When a line of the entries contains "Dutasteride", please list that line.

Extracted data below:

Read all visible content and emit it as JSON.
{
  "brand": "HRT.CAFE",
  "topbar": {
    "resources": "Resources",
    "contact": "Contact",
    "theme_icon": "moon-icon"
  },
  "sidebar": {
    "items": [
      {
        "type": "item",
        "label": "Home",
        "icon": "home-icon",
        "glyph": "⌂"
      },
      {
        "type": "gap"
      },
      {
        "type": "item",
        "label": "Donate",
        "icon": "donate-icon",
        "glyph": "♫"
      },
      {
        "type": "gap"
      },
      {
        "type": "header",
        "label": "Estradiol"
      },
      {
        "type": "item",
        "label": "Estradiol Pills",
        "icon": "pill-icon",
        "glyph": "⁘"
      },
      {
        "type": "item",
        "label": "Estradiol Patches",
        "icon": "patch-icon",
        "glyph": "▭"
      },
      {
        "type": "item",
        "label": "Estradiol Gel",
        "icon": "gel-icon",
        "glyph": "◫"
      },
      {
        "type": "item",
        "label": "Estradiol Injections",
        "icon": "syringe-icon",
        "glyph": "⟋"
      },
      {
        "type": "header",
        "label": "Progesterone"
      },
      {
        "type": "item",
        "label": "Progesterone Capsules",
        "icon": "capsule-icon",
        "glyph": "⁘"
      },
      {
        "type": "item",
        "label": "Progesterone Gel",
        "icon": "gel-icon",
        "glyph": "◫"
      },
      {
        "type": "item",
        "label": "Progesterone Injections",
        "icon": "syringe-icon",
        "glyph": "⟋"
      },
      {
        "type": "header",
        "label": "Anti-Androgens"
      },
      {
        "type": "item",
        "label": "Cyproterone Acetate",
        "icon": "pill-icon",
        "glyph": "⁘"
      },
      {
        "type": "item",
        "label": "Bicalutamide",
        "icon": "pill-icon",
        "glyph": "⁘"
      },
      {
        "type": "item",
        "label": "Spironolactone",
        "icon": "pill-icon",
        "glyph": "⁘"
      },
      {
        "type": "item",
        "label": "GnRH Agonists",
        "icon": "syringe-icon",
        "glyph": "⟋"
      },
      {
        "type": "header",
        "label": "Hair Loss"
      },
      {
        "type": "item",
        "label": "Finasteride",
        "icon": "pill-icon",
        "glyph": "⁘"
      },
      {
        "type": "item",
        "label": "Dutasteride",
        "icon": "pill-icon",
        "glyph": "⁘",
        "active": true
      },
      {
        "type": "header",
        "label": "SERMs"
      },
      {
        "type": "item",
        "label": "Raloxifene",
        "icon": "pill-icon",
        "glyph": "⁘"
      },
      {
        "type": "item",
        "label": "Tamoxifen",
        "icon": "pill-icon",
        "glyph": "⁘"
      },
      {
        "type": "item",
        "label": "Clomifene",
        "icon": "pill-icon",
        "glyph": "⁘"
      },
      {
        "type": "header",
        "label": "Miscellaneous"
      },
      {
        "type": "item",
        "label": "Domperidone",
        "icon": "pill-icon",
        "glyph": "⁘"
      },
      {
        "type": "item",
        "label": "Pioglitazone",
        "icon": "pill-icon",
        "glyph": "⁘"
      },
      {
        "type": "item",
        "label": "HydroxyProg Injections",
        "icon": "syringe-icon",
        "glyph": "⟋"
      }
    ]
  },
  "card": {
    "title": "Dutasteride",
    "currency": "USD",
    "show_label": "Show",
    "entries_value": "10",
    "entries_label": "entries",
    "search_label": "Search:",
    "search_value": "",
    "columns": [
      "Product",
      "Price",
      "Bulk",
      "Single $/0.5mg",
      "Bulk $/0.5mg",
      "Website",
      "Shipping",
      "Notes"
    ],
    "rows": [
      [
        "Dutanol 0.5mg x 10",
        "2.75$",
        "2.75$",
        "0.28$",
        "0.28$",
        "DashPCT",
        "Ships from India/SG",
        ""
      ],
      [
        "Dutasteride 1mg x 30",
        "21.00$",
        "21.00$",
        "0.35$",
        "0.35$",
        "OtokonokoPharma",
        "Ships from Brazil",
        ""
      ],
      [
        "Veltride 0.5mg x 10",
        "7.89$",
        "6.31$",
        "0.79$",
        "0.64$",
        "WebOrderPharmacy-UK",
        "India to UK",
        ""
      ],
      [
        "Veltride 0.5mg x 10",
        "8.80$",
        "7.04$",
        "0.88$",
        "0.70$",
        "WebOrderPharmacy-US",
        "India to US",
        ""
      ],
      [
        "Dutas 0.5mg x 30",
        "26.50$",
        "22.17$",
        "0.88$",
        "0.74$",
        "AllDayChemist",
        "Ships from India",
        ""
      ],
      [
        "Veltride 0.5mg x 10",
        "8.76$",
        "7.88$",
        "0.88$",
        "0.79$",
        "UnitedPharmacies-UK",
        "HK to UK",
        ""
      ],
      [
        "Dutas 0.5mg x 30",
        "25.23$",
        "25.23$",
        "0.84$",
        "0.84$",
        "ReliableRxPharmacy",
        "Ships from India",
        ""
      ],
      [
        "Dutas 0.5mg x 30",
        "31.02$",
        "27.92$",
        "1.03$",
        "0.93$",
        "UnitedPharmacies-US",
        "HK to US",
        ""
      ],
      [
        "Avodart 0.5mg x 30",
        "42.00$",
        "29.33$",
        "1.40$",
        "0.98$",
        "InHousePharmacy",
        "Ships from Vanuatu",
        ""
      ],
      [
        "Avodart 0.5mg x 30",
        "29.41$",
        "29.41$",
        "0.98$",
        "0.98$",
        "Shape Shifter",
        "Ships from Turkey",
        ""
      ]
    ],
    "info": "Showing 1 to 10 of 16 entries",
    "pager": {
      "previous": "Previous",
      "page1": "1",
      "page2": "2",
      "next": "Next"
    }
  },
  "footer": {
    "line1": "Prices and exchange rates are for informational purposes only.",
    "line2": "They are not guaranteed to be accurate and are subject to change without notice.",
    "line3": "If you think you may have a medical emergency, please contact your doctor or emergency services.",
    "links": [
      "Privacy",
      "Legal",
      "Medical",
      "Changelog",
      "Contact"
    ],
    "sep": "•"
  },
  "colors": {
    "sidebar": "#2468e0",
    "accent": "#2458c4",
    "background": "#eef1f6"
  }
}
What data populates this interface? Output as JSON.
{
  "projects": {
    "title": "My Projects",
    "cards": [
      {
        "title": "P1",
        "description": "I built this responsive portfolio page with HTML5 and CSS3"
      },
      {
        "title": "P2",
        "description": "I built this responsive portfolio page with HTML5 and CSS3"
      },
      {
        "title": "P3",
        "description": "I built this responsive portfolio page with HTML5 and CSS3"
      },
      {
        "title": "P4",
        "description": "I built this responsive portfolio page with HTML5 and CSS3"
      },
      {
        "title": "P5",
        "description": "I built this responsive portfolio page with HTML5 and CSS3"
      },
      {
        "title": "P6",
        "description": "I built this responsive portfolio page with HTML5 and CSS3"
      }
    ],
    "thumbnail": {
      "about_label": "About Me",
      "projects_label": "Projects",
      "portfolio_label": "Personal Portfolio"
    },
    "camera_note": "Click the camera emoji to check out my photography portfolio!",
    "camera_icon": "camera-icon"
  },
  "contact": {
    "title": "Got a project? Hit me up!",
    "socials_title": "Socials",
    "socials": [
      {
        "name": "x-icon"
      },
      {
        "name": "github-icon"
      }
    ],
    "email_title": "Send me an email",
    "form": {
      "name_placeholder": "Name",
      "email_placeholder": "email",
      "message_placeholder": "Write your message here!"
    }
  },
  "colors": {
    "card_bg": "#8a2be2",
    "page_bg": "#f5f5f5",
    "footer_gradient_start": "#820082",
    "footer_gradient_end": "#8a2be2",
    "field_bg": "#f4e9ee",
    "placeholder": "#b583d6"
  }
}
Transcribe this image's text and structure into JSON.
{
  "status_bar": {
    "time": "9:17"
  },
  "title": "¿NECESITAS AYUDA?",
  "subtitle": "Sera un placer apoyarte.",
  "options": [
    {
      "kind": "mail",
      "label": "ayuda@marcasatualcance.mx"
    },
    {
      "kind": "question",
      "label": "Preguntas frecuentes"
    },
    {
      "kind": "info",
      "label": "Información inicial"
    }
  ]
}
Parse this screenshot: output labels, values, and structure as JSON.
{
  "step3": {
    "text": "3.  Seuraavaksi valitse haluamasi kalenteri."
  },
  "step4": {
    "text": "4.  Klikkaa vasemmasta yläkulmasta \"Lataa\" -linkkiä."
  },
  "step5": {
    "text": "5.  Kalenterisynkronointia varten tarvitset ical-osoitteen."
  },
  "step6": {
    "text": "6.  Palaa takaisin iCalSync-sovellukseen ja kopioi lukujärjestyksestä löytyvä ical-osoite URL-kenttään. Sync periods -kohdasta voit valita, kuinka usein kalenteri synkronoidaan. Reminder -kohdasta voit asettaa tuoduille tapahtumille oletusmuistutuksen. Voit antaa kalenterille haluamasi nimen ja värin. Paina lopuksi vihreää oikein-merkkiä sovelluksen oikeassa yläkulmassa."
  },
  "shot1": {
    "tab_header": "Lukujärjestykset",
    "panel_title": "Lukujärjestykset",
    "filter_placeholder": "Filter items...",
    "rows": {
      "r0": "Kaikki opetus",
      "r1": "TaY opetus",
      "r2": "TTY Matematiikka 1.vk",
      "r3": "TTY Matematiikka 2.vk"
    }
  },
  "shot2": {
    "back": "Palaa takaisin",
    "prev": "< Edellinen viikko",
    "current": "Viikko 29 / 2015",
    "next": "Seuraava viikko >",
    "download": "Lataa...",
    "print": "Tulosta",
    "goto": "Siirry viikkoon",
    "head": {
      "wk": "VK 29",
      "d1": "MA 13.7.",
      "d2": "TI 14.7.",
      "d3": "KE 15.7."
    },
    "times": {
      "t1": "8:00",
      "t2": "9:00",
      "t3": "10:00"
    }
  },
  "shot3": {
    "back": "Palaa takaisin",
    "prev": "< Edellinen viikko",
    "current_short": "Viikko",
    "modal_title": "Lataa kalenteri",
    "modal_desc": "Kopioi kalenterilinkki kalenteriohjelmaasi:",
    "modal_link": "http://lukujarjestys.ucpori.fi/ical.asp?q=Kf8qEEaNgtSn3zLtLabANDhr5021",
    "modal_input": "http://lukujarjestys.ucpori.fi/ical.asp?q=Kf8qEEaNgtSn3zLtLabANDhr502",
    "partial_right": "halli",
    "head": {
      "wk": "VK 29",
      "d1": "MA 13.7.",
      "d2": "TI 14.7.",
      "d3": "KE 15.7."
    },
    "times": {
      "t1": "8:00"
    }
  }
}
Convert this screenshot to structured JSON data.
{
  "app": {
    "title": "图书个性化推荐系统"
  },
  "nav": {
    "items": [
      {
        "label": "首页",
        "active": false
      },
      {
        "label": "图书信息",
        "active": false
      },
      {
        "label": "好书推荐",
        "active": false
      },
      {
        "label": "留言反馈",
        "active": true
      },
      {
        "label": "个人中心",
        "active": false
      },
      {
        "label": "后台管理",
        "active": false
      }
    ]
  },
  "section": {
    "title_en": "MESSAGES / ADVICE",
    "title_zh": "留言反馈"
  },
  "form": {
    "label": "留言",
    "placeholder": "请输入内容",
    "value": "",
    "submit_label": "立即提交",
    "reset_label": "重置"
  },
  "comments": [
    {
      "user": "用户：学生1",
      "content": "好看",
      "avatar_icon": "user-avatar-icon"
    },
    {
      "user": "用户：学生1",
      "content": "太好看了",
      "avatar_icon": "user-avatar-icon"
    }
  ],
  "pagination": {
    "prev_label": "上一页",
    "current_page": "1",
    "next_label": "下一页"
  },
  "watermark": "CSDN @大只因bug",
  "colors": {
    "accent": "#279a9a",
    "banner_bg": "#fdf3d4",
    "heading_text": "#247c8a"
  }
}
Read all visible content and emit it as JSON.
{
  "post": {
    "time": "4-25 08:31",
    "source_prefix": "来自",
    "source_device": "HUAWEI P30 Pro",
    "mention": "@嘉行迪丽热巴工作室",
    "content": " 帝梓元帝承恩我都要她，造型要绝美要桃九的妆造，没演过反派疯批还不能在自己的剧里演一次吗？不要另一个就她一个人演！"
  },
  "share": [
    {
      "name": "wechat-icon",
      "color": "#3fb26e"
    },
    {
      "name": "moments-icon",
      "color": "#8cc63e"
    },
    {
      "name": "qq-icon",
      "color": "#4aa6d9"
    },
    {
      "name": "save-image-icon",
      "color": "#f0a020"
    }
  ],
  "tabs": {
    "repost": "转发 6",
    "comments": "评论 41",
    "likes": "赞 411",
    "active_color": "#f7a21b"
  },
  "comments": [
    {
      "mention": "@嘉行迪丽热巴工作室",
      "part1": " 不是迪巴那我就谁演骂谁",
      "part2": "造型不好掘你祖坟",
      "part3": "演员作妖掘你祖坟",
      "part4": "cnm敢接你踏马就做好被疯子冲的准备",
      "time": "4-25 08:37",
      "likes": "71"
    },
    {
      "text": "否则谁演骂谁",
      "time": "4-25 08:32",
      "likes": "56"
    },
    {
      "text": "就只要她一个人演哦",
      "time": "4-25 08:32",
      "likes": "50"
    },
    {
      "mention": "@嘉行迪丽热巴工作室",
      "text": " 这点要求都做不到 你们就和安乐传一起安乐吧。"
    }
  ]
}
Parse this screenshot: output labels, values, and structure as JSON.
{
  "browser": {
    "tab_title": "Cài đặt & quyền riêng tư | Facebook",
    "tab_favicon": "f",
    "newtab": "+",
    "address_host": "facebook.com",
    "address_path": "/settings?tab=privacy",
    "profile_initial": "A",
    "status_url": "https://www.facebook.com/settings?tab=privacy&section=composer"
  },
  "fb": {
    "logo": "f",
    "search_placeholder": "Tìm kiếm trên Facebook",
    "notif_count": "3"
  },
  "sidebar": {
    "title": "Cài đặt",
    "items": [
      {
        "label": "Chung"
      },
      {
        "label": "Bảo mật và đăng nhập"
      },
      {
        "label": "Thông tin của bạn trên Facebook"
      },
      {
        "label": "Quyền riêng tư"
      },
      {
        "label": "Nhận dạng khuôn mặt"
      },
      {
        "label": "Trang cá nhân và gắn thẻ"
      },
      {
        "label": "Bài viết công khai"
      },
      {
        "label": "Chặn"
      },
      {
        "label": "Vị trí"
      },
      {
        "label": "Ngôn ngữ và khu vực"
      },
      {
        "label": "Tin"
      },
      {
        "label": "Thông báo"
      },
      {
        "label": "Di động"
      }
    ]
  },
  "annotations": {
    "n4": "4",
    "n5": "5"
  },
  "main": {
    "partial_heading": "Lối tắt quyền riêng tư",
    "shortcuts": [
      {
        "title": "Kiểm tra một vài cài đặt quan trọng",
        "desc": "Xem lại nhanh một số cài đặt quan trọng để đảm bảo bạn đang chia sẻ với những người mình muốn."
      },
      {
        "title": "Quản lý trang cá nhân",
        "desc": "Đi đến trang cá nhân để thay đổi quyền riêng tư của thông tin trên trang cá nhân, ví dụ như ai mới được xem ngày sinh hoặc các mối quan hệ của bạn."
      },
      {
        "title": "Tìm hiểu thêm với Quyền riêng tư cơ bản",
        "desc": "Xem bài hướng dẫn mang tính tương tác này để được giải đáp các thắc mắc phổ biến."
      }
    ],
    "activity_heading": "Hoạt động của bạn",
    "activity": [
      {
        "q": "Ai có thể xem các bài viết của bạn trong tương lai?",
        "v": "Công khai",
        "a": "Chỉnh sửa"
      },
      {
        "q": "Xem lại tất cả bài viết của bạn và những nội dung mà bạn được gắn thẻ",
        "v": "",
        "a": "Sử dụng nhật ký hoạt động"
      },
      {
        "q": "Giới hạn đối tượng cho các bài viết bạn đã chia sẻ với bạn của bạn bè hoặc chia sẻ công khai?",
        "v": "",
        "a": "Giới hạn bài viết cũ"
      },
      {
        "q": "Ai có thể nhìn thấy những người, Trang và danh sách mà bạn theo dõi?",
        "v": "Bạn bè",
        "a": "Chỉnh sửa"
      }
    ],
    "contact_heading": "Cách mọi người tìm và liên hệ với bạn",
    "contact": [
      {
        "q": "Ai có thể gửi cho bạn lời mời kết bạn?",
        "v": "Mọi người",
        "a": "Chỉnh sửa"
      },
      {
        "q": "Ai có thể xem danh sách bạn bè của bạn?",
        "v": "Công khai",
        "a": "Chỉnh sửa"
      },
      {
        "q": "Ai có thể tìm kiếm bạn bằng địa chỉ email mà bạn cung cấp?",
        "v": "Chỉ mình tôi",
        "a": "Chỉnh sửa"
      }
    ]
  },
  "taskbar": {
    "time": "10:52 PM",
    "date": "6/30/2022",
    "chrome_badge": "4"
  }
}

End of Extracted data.

▶ **Written response**:
        "label": "Dutasteride",
    "title": "Dutasteride",
        "Dutasteride 1mg x 30",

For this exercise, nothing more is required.